Connectivity is a common denominator, and many of the panels at the symposium focused solely on applications of information technology in electric vehicles. Cars were likened to personal butlers, robots on wheels that not only know drivers intimately while in the car but also know their needs and wants while they are outside the vehicle. As such, electric vehicles generate huge amounts of data that manufacturers do not know yet what to do with but which cloud services companies salivate over. Everyone is looking for a new type of data, said Lior Susan, vice president at Flextronics -- not big data but high quality data. The intelligence will be in the cloud all the time, claimed Maarten Sierhuis, director of the Nissan Research Center in Silicon Valley. The artificial intelligence technologies may differ, Sierhuis added, but the personal assistant and the digital self will be in the cloud.
The automobile is the ultimate mobile device, observed one panelist. There are a billion vehicles in use worldwide, and they represent a very captive audience. That makes an engagement proposition extremely important. It is an opportunity for the car companies to do something very different, centered not just on the car but on the wide concept of mobility.
True to its local focus, the group recognized Alameda County, the City of Palo Alto, Shelter Creek Condominiums in San Bruno, and NetApp of Sunnyvale as winners of the Bay Area Electric Vehicle Readiness Awards.
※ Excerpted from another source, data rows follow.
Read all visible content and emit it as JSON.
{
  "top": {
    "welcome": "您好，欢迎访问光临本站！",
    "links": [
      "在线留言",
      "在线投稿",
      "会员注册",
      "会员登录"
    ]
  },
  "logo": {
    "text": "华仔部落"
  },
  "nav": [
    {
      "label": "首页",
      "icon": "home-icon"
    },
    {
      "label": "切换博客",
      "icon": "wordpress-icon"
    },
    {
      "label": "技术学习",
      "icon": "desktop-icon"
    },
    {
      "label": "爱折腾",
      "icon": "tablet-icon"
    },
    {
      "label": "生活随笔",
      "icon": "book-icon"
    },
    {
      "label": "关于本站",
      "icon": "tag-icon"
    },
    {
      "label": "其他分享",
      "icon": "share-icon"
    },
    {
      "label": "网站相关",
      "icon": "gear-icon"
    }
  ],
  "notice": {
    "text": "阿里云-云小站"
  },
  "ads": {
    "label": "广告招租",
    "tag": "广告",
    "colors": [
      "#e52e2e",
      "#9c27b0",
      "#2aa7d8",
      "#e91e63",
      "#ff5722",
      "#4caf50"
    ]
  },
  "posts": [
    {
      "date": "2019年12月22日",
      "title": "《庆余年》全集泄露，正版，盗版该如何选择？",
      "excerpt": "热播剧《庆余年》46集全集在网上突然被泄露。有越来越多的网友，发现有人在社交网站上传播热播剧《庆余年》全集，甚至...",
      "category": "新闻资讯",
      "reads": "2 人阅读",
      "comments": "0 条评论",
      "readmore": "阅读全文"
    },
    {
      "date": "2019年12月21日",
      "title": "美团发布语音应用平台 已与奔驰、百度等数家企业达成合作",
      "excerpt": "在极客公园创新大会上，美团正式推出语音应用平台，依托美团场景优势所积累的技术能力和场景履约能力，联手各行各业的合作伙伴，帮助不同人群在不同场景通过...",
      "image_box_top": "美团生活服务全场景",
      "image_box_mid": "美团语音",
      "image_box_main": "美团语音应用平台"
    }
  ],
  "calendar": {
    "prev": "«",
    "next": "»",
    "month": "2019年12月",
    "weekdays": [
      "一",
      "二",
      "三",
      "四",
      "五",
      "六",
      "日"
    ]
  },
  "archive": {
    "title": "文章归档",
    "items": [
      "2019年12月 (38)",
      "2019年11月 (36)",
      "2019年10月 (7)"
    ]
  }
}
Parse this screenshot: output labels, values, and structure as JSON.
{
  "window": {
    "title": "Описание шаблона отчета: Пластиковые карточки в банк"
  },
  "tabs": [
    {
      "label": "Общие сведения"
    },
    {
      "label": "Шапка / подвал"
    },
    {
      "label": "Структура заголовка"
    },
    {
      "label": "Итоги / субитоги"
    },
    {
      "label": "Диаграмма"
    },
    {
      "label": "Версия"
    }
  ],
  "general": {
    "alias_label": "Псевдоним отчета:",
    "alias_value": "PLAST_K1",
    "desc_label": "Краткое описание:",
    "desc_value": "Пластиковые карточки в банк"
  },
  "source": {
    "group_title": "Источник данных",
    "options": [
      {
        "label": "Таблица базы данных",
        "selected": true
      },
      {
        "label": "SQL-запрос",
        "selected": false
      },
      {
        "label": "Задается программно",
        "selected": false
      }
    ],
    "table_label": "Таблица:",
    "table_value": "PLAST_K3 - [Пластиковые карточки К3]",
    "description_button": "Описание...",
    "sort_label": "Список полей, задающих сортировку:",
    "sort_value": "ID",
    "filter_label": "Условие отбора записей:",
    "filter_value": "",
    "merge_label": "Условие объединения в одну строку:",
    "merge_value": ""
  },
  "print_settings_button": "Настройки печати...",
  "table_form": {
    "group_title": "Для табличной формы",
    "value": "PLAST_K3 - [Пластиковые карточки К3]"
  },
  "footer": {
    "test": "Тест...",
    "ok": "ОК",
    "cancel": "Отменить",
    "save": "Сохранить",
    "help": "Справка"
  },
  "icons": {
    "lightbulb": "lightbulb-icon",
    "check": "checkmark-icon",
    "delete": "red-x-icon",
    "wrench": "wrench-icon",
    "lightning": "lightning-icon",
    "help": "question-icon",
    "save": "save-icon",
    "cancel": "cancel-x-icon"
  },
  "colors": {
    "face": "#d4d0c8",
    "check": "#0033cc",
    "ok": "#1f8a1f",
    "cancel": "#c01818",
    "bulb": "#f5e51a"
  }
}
— Magnus Thordarson is an IT consultant and freelance writer based in San Jose, Calif. With a background in industry and academia, he is a veteran of Kaiser Permanente IT and writes about all aspects of information technology and management of information systems.